What others are saying about Jobless Recovery: “Jobless Recovery will push all your buttons as it tells a story that is too close to reality for many of us. It was a real think piece for me and I recommend the book highly.”--Sandy Nathan, award-winning author of Numenon and former Economic Analyst, Santa Clara County, California

"A brutally honest look at corporate America's flaws and desperate people caught in the middle, Jobless Recovery is a masterful, gripping piece of fiction that rings true with every word. Candid, suspenseful and moving. Jobless Recovery was a very enjoyable read, one of the best novels I've read in a while. I think it would make an awesome movie." --Cheryl Kaye Tardif, bestselling author

A brief excerpt: 

Joe waited until the lone customer cleared the convenience store before he went in to steal cigarettes.
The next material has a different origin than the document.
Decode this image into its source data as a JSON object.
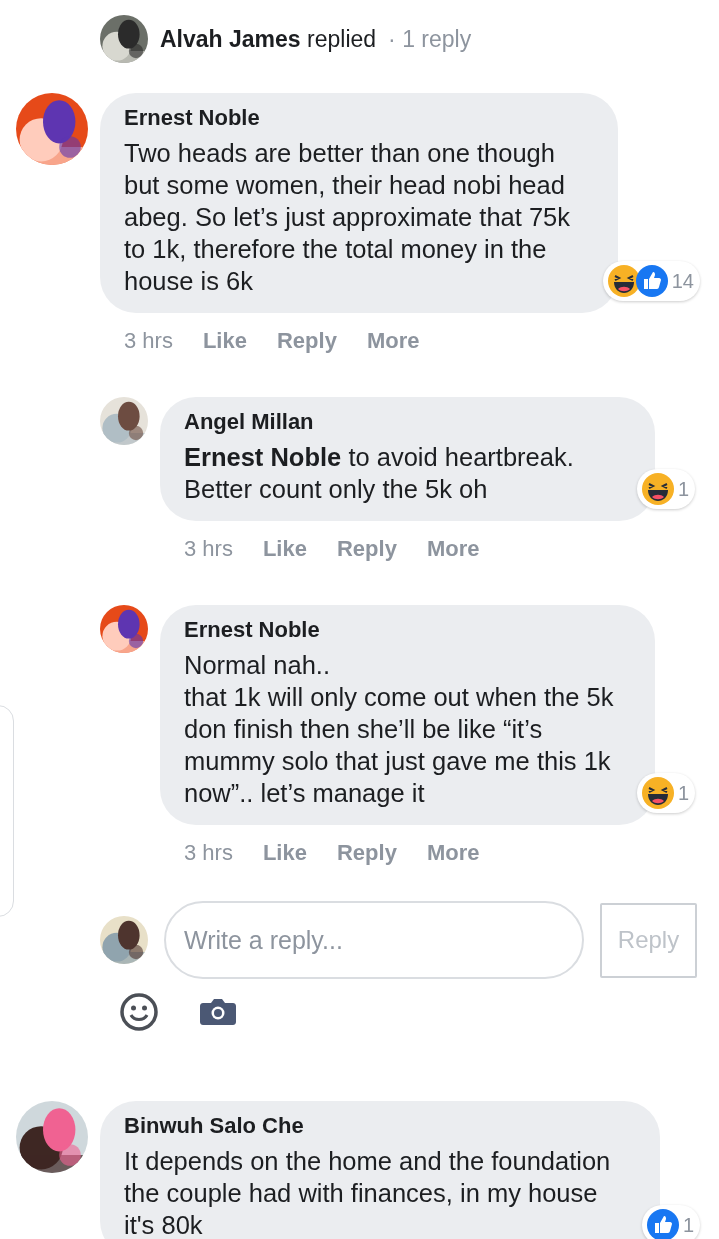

The security camera only worked half the time, and the clerk, Howard Simms, always made sure that the down time coincided with Joe’s visits. Joe would give him some of the stolen cigarettes later.
Howard glanced up from his newspaper. He raised his right hand in a halfhearted salute and pried himself from behind the counter to lumber down the narrow aisle to the back, his stocky body moving with the deliberate slowness of a man who’d given up and placed himself on permanent autopilot.
When Howard, former software engineer and now day clerk at the Quick Buy, returned to his station a minute later, Joe had already snared a carton of Marlboros and shoved them under his jacket. He fingered a Snickers bar as if trying to decide whether he wanted to part with seventy-five cents. He finally tossed the Snickers down on the counter and watched it skid to a stop next to a Slim Jim rack.
“Still working, Howard?”
“I’m here, aren’t I? And glad to have a job. I’m buried under a stack of bills a mile high.” Howard jabbed the candy bar with his pudgy fingers. “That be all?”
Joe nodded. He paid with a handful of pennies and nickels that Howard didn’t bother to count.
He collected his Snickers and walked outside like any paying customer, holding his head up and pretending he had places to go. He limped across the parking lot and paused next to the rusting gas pumps to squint into the distance toward the center of town. There was too much haze for him to see, but he knew it was there. Normally the soaring Pyramid Building owned by Markham-Hook Conglomerate dominated Avalon’s skyline, poking heavenward to broadcast to everyone in North Carolina that Markham-Hook meant power. The building’s architect had won an award for the design, a tower with a pyramid forming the top five floors, which he said was inspired by the pyramid on the dollar bill. But Joe thought that from a distance the silver pyramid topped by a gold-colored metal sphere made the building look like a NASA rocket with a wad of chewing gum on top. He spat on the ground, just missing his left shoe.
He planned to go home and do his laundry, but there was no rush, there never was. He’d already washed the breakfast dishes, dried them, put them away, and swallowed his mental illness prevention pill this morning. He decided to reward himself for good behavior with a smoke or two.
Mental illness my ass, Joe thought, grimacing as he tripped over a bump in the sidewalk where tree roots had burst through the concrete. He was as sane as anyone. Saner, because at least he had sense enough to see what the politicians and their corporate campaign contributors were doing to the economy while the brain dead citizens of the country wondered where all the jobs went.